#### [GIVEN DATA]
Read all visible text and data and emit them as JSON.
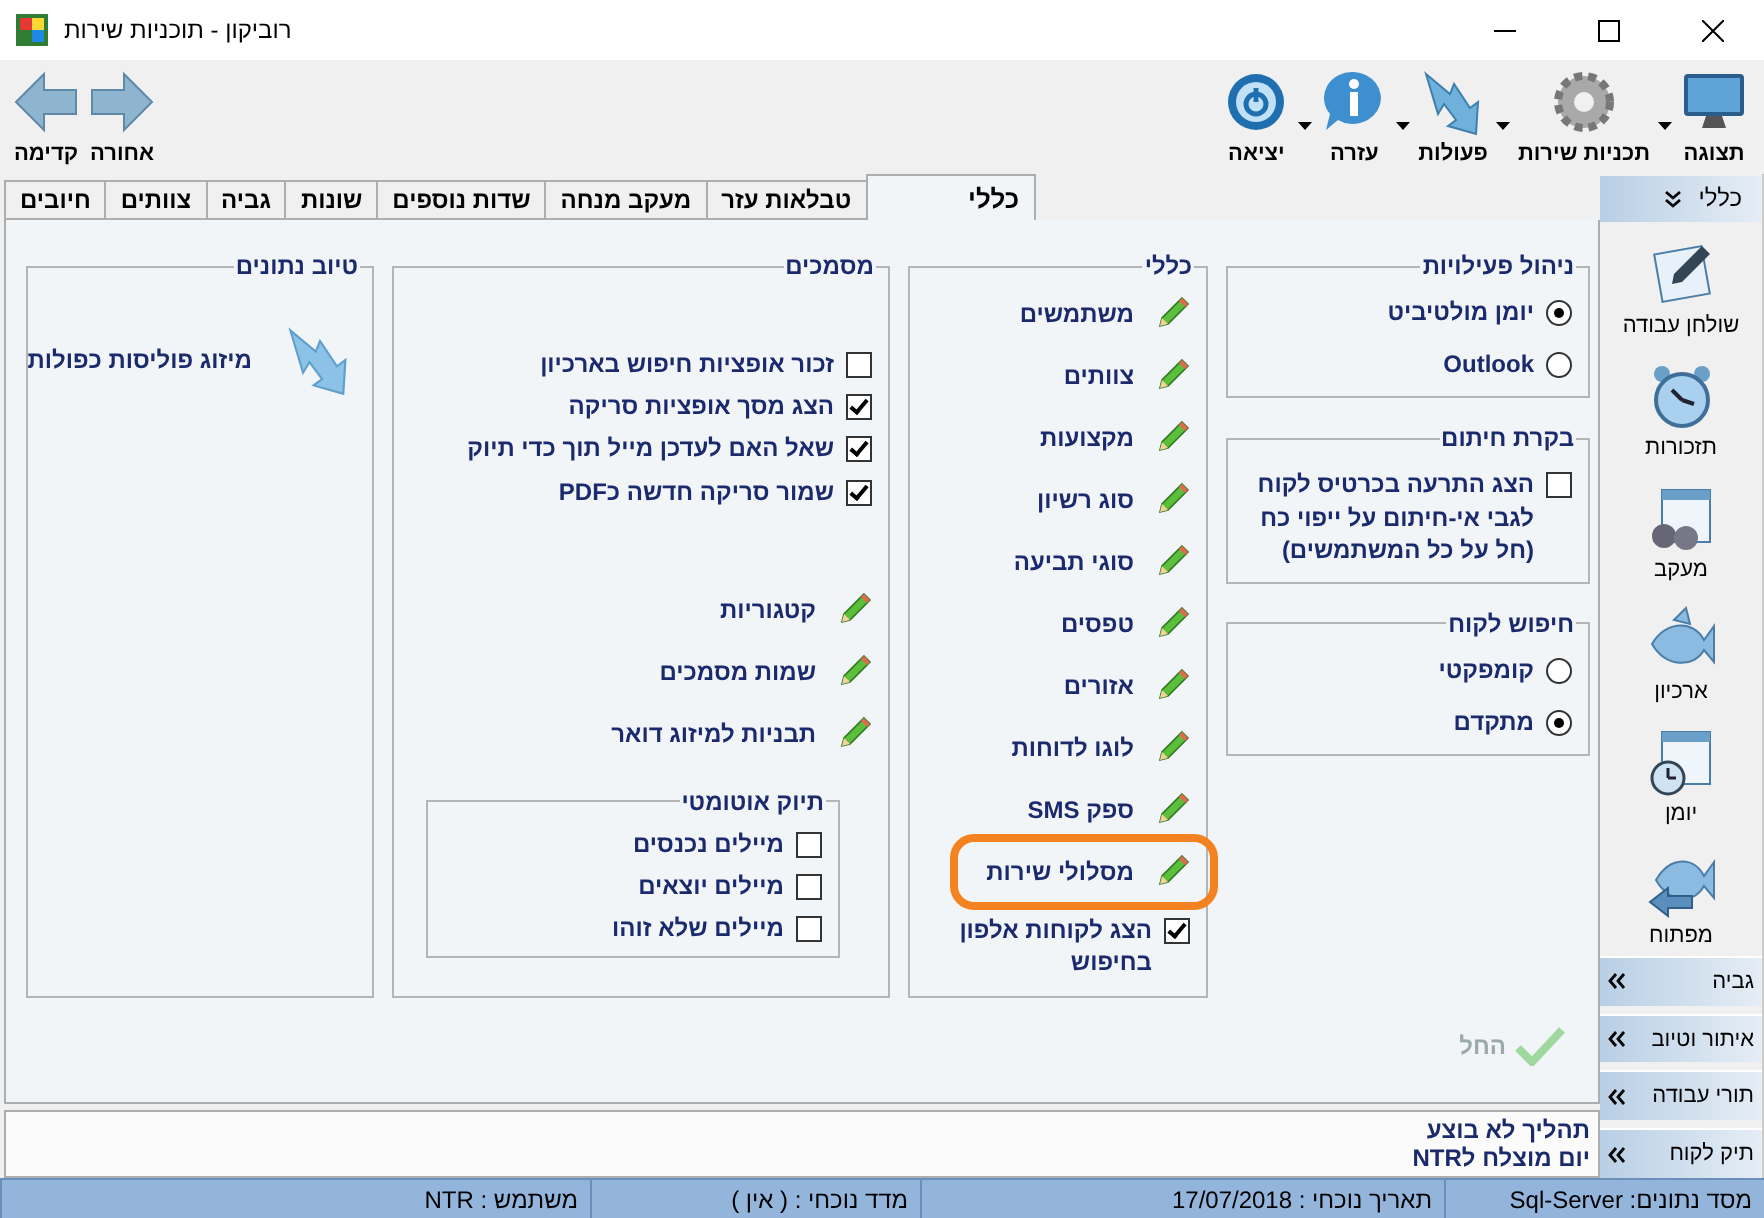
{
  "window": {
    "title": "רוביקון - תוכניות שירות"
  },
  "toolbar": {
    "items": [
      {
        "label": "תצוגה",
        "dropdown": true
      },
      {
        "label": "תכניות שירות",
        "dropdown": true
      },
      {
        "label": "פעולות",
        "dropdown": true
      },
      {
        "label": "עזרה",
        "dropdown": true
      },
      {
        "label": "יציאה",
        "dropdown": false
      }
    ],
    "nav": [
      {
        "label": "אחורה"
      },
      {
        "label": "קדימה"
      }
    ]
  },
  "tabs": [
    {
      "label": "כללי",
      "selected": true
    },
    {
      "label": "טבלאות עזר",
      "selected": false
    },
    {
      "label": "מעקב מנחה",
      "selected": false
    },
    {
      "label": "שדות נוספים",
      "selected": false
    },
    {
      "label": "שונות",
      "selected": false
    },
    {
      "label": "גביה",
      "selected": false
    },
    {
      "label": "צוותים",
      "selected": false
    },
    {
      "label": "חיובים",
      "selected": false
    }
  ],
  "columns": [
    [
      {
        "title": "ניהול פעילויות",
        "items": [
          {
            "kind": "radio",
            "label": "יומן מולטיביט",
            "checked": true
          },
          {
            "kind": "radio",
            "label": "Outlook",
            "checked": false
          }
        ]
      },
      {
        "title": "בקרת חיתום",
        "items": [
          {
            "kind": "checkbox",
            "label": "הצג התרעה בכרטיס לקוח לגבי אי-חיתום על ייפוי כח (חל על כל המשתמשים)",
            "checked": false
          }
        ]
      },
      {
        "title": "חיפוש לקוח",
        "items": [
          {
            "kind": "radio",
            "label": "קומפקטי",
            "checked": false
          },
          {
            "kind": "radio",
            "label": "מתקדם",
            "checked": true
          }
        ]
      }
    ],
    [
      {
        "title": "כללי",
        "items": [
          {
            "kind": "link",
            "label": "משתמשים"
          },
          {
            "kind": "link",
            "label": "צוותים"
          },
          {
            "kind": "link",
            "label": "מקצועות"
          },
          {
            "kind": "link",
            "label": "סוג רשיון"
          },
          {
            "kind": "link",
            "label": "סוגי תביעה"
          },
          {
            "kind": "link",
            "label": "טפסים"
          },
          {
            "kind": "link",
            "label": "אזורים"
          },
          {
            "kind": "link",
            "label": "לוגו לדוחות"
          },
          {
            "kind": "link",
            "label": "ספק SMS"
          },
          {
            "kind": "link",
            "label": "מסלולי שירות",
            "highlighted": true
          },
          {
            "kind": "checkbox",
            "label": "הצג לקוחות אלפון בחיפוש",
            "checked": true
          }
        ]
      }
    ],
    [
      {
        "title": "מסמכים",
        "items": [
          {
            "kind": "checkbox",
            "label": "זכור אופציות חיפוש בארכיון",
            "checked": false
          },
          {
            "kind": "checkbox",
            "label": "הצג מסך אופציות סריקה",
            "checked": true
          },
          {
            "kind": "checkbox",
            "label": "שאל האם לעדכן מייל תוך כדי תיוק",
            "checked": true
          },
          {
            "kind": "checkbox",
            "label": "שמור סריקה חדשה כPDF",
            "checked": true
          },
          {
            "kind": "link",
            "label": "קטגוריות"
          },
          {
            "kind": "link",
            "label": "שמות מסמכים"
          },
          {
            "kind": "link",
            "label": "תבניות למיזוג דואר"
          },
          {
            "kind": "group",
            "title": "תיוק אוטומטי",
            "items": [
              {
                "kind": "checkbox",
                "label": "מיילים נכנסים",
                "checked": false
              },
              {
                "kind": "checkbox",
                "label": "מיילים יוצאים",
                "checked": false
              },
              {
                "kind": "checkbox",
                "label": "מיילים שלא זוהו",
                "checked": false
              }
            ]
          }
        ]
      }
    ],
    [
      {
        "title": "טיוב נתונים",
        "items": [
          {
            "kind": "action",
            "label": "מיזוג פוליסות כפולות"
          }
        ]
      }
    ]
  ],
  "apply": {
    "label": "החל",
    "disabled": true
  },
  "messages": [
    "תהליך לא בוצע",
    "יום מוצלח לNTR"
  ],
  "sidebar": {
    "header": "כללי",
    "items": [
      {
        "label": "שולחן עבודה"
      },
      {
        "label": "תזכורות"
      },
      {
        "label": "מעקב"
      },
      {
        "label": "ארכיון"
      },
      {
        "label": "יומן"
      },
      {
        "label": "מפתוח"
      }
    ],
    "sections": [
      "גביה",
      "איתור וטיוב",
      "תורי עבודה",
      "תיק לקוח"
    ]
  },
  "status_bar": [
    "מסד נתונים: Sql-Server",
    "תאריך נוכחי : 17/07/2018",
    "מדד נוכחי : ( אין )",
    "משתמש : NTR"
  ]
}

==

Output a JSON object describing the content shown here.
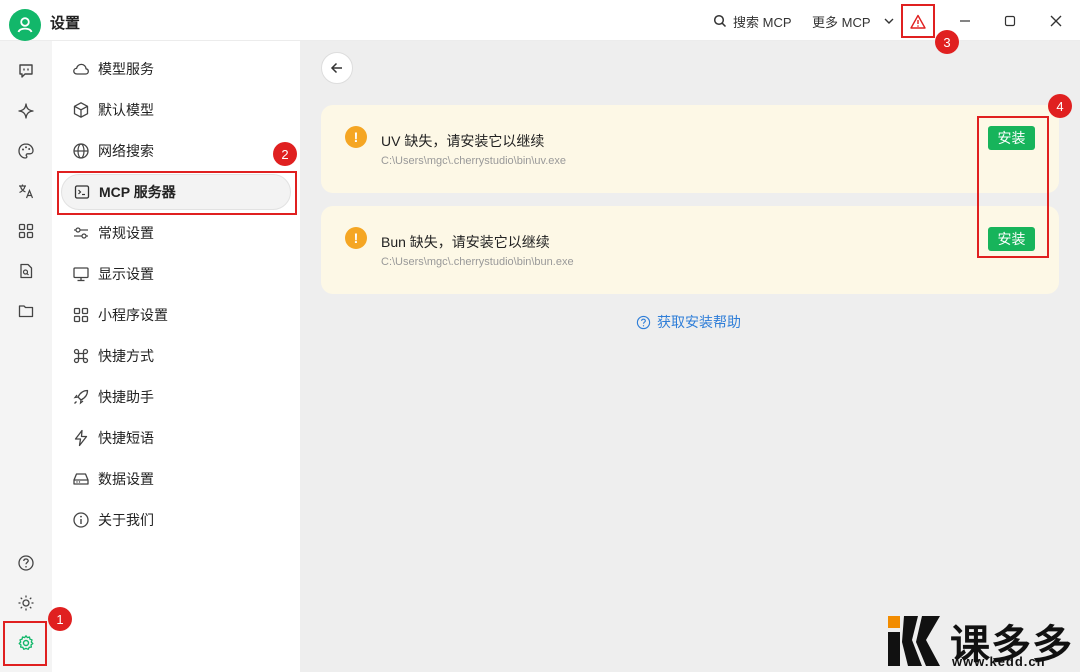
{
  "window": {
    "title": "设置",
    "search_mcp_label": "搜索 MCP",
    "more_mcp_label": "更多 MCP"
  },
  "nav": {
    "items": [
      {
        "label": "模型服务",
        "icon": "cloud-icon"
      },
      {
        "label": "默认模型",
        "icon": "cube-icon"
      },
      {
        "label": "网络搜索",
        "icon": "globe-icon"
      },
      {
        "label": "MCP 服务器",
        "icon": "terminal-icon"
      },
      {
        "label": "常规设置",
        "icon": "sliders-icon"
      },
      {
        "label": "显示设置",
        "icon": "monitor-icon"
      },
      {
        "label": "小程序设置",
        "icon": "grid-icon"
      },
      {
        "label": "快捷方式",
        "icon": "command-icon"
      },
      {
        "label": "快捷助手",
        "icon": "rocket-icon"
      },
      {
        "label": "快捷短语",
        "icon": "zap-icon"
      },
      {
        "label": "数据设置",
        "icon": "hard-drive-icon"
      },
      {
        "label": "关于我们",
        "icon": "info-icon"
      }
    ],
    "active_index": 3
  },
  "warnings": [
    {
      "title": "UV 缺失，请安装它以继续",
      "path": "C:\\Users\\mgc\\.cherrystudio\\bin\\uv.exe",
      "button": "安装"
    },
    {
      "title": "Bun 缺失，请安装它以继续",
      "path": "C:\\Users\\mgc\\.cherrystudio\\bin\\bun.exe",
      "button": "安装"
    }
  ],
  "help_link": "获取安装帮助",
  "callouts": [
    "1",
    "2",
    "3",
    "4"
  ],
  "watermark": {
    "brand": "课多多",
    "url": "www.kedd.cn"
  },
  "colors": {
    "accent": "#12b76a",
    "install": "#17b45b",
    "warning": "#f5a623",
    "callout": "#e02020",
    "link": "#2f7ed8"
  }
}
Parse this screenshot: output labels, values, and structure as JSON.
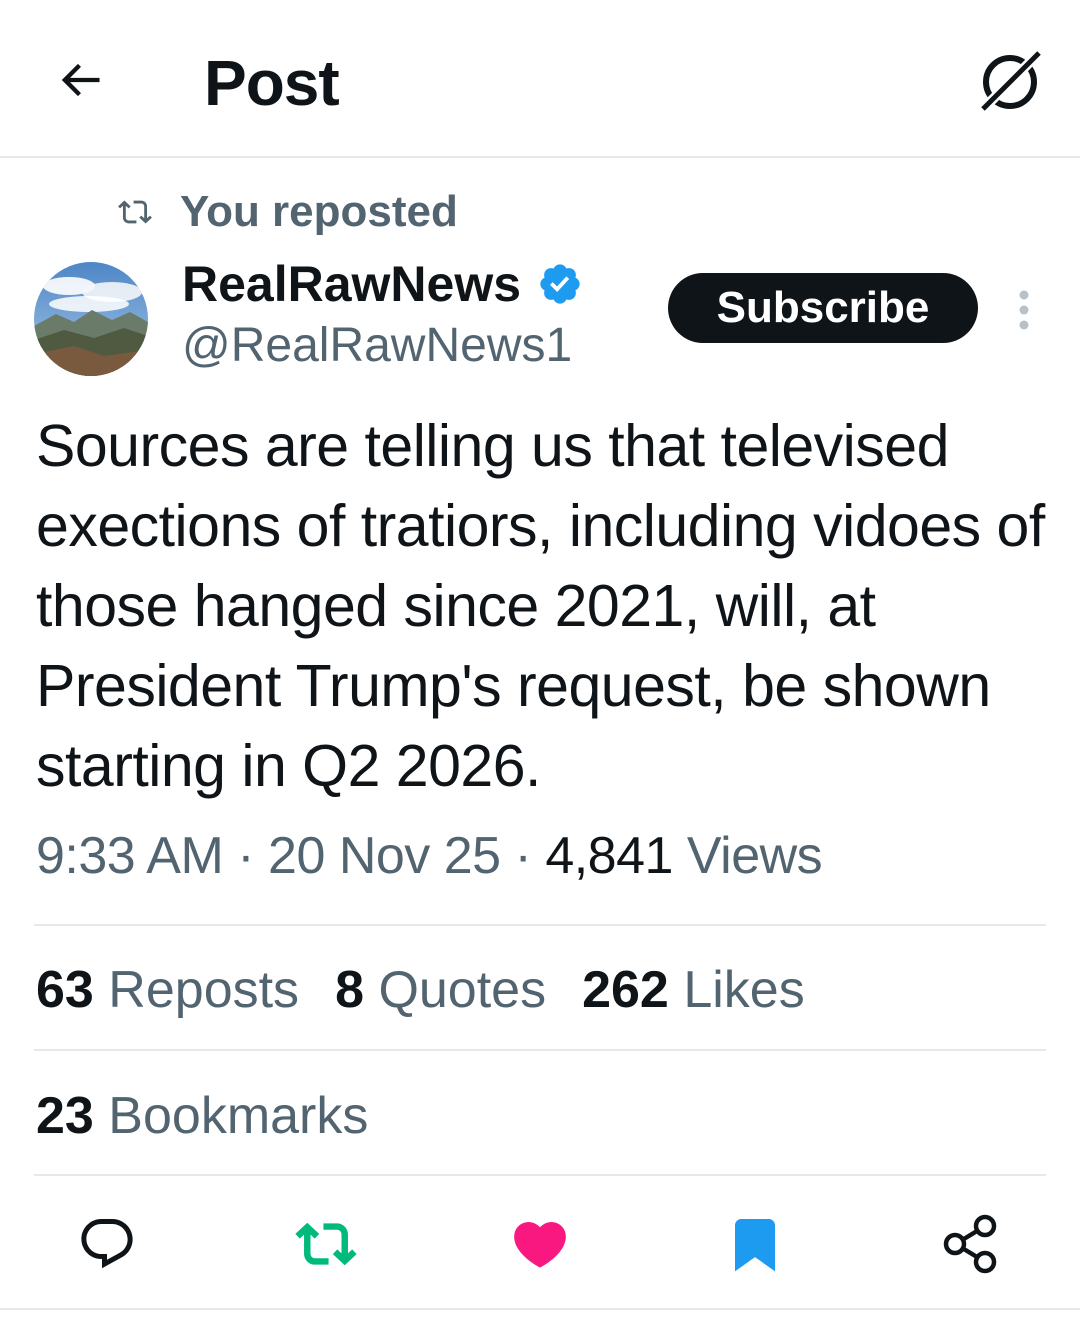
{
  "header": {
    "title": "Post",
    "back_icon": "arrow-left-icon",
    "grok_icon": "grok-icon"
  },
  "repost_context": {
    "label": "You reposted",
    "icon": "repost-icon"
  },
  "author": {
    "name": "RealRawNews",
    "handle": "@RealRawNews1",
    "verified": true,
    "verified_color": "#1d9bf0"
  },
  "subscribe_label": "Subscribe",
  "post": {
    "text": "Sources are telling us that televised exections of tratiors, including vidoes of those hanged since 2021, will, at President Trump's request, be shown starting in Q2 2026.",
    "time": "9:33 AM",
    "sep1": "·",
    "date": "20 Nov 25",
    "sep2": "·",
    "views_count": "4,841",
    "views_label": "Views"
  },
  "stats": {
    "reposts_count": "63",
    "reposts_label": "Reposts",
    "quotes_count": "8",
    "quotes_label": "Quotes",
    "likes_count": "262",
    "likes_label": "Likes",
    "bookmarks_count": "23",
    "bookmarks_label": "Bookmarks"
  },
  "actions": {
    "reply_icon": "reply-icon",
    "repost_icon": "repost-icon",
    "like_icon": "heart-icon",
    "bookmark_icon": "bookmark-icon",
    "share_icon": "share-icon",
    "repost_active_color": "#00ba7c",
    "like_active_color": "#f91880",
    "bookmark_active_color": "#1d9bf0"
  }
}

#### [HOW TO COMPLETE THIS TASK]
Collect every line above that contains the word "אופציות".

#### [WRITTEN ANSWER]
            "label": "זכור אופציות חיפוש בארכיון",
            "label": "הצג מסך אופציות סריקה",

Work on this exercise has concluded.